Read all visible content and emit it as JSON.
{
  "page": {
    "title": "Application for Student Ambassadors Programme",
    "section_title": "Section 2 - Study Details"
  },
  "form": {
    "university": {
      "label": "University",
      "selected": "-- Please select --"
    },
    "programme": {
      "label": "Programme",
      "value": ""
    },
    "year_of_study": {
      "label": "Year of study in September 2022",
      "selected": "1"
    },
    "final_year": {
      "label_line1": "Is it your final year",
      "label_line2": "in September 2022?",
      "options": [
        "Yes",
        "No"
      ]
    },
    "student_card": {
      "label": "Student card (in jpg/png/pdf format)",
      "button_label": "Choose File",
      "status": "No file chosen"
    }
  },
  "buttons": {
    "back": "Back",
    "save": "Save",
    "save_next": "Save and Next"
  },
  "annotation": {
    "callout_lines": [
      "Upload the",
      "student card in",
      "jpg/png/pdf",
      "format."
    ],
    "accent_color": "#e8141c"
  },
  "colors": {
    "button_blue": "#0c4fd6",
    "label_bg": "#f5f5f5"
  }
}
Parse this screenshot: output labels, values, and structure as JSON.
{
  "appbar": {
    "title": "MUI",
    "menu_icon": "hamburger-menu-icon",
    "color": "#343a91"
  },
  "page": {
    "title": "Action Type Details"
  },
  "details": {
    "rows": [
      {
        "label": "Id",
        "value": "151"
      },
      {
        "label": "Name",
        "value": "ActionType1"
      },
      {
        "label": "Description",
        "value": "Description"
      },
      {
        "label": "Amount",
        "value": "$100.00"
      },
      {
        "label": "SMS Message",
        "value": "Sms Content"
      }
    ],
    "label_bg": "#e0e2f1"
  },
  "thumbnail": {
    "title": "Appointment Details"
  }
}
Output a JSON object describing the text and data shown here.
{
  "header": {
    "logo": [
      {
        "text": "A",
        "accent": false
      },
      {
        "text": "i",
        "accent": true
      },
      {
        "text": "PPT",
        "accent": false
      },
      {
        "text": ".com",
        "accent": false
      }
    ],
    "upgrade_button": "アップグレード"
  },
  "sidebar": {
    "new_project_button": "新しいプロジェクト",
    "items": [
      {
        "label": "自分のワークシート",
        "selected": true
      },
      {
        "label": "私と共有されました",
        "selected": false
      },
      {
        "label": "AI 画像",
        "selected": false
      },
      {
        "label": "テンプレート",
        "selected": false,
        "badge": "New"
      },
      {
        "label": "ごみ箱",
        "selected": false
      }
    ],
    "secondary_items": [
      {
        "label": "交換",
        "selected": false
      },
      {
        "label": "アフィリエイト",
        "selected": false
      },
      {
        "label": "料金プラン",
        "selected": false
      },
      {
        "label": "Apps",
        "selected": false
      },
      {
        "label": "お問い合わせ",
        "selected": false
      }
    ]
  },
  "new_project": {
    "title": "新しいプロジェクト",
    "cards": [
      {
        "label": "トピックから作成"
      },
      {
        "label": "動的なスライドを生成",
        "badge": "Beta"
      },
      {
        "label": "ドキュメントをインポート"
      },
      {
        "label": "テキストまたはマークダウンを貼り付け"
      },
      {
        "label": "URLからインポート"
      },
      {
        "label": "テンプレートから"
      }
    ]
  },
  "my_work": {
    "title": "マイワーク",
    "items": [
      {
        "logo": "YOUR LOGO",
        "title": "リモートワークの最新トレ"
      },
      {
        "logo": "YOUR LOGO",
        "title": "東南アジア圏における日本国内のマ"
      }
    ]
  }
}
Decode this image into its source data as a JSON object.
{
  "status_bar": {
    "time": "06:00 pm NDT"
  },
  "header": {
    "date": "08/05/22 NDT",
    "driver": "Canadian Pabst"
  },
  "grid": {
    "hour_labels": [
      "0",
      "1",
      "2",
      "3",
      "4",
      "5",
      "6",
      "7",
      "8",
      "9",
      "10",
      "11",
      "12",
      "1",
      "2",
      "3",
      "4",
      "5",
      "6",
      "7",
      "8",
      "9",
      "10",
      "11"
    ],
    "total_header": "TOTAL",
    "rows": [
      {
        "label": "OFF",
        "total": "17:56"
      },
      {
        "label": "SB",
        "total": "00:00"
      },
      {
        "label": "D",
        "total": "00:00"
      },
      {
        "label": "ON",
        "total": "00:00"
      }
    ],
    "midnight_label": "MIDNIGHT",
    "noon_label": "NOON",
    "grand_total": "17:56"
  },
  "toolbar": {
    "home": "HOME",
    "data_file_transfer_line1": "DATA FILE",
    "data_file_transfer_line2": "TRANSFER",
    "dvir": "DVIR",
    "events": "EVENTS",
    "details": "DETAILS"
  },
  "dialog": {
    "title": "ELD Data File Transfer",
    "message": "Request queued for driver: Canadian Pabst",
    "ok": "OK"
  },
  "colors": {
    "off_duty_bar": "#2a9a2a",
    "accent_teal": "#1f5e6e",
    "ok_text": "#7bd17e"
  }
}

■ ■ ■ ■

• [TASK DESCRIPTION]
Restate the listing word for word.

• [TASK OUTPUT]
Read all visible content and emit it as JSON.
{
  "page": {
    "title": "Application for Student Ambassadors Programme",
    "section_title": "Section 2 - Study Details"
  },
  "form": {
    "university": {
      "label": "University",
      "selected": "-- Please select --"
    },
    "programme": {
      "label": "Programme",
      "value": ""
    },
    "year_of_study": {
      "label": "Year of study in September 2022",
      "selected": "1"
    },
    "final_year": {
      "label_line1": "Is it your final year",
      "label_line2": "in September 2022?",
      "options": [
        "Yes",
        "No"
      ]
    },
    "student_card": {
      "label": "Student card (in jpg/png/pdf format)",
      "button_label": "Choose File",
      "status": "No file chosen"
    }
  },
  "buttons": {
    "back": "Back",
    "save": "Save",
    "save_next": "Save and Next"
  },
  "annotation": {
    "callout_lines": [
      "Upload the",
      "student card in",
      "jpg/png/pdf",
      "format."
    ],
    "accent_color": "#e8141c"
  },
  "colors": {
    "button_blue": "#0c4fd6",
    "label_bg": "#f5f5f5"
  }
}
Parse this screenshot: output labels, values, and structure as JSON.
{
  "appbar": {
    "title": "MUI",
    "menu_icon": "hamburger-menu-icon",
    "color": "#343a91"
  },
  "page": {
    "title": "Action Type Details"
  },
  "details": {
    "rows": [
      {
        "label": "Id",
        "value": "151"
      },
      {
        "label": "Name",
        "value": "ActionType1"
      },
      {
        "label": "Description",
        "value": "Description"
      },
      {
        "label": "Amount",
        "value": "$100.00"
      },
      {
        "label": "SMS Message",
        "value": "Sms Content"
      }
    ],
    "label_bg": "#e0e2f1"
  },
  "thumbnail": {
    "title": "Appointment Details"
  }
}
Output a JSON object describing the text and data shown here.
{
  "header": {
    "logo": [
      {
        "text": "A",
        "accent": false
      },
      {
        "text": "i",
        "accent": true
      },
      {
        "text": "PPT",
        "accent": false
      },
      {
        "text": ".com",
        "accent": false
      }
    ],
    "upgrade_button": "アップグレード"
  },
  "sidebar": {
    "new_project_button": "新しいプロジェクト",
    "items": [
      {
        "label": "自分のワークシート",
        "selected": true
      },
      {
        "label": "私と共有されました",
        "selected": false
      },
      {
        "label": "AI 画像",
        "selected": false
      },
      {
        "label": "テンプレート",
        "selected": false,
        "badge": "New"
      },
      {
        "label": "ごみ箱",
        "selected": false
      }
    ],
    "secondary_items": [
      {
        "label": "交換",
        "selected": false
      },
      {
        "label": "アフィリエイト",
        "selected": false
      },
      {
        "label": "料金プラン",
        "selected": false
      },
      {
        "label": "Apps",
        "selected": false
      },
      {
        "label": "お問い合わせ",
        "selected": false
      }
    ]
  },
  "new_project": {
    "title": "新しいプロジェクト",
    "cards": [
      {
        "label": "トピックから作成"
      },
      {
        "label": "動的なスライドを生成",
        "badge": "Beta"
      },
      {
        "label": "ドキュメントをインポート"
      },
      {
        "label": "テキストまたはマークダウンを貼り付け"
      },
      {
        "label": "URLからインポート"
      },
      {
        "label": "テンプレートから"
      }
    ]
  },
  "my_work": {
    "title": "マイワーク",
    "items": [
      {
        "logo": "YOUR LOGO",
        "title": "リモートワークの最新トレ"
      },
      {
        "logo": "YOUR LOGO",
        "title": "東南アジア圏における日本国内のマ"
      }
    ]
  }
}
Decode this image into its source data as a JSON object.
{
  "status_bar": {
    "time": "06:00 pm NDT"
  },
  "header": {
    "date": "08/05/22 NDT",
    "driver": "Canadian Pabst"
  },
  "grid": {
    "hour_labels": [
      "0",
      "1",
      "2",
      "3",
      "4",
      "5",
      "6",
      "7",
      "8",
      "9",
      "10",
      "11",
      "12",
      "1",
      "2",
      "3",
      "4",
      "5",
      "6",
      "7",
      "8",
      "9",
      "10",
      "11"
    ],
    "total_header": "TOTAL",
    "rows": [
      {
        "label": "OFF",
        "total": "17:56"
      },
      {
        "label": "SB",
        "total": "00:00"
      },
      {
        "label": "D",
        "total": "00:00"
      },
      {
        "label": "ON",
        "total": "00:00"
      }
    ],
    "midnight_label": "MIDNIGHT",
    "noon_label": "NOON",
    "grand_total": "17:56"
  },
  "toolbar": {
    "home": "HOME",
    "data_file_transfer_line1": "DATA FILE",
    "data_file_transfer_line2": "TRANSFER",
    "dvir": "DVIR",
    "events": "EVENTS",
    "details": "DETAILS"
  },
  "dialog": {
    "title": "ELD Data File Transfer",
    "message": "Request queued for driver: Canadian Pabst",
    "ok": "OK"
  },
  "colors": {
    "off_duty_bar": "#2a9a2a",
    "accent_teal": "#1f5e6e",
    "ok_text": "#7bd17e"
  }
}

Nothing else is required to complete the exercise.